It isn’t just about politics, though ... or at least it doesn’t have to be. By being “exact,” they stand to have a better shot at delivering a clear “Freight Rail Works” message — one that some of even their staunchest critics get — and at framing the issue. Another potential benefit of being exact/more precise/more accurate: They can begin to wean themselves off the “fightin’ words” rhetoric that can muddle the simple message they’re trying to deliver.
Of course, nothing’s that simple or clear-cut on the Hill. It wouldn’t take much to turn phrases like “balanced and reasonable” into a whole new battle cry. But it seems to me the message-senders are more sincere about being clear this go-round. Congrats to Day sponsors AAR, American Short Line and Regional Railroad Association, Railway Supply Institute, Railway Tie Association, Railway Engineering-Maintenance Suppliers Association, Railway Systems Suppliers Inc., National Railroad Construction and Maintenance Association Inc. and shipper coalition Saving Our Service for a day’s worth of smart(er) conversation.

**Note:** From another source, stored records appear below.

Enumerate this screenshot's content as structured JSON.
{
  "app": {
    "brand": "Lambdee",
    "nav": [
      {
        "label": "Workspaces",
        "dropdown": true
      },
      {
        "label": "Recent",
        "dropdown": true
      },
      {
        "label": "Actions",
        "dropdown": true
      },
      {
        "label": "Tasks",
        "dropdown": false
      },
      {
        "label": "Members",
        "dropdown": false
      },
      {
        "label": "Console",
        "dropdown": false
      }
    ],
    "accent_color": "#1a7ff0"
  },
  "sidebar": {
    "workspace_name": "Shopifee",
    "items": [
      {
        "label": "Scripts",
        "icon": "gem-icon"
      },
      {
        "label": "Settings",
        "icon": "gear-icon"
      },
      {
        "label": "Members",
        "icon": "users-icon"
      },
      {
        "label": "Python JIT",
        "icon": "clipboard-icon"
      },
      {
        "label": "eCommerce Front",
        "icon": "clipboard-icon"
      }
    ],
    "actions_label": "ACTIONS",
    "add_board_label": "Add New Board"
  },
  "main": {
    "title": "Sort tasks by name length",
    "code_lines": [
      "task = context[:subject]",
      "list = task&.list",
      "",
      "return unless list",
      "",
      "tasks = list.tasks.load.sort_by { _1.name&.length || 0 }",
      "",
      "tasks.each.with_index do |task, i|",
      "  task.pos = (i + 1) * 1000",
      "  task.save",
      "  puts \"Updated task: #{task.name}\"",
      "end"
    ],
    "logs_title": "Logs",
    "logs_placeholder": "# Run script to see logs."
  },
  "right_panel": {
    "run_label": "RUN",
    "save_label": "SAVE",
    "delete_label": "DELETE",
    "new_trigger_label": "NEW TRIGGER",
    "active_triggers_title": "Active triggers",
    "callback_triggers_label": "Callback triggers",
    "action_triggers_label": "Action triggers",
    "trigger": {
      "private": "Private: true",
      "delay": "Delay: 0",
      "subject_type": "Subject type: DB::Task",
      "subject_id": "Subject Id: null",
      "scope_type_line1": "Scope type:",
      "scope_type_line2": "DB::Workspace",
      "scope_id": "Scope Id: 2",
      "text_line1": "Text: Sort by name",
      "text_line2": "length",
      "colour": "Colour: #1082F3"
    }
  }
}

Last month, I was fortunate to visit the Piscataway, N.J., headquarters of Strato Inc., which manufactures and engineers a range of products for the rail and transit industries. Mostly, I listened to Strato execs share their story, and it’s a good one: They’re celebrating the company’s 40th anniversary bent on meeting the challenge of change and meeting it head on.
They’ve been moving forward incrementally, doubling the engineering staff during the past five years. The company’s 6,000-square-foot research-and-development lab features rapid-prototyping and end-of-car hose simulation capabilities. New product development is part of the plan. During the past year or so, Strato has unveiled a coupler mounted bracket and two heavy-duty, long-life yokes.
It was an instructive visit. I left thinking this: Here’s a privately held company that serves the hard-hit mechanical segment and the strategists there are looking ahead, thinking longer term, striving hard to stay the customer-focus course — and more than living to tell about it. Thanks to all the Strato folks who took the time to show me where they’re at, what they’re thinking about and what’s possible, even in this anything-but-certain environment.
Pat Foran, Editor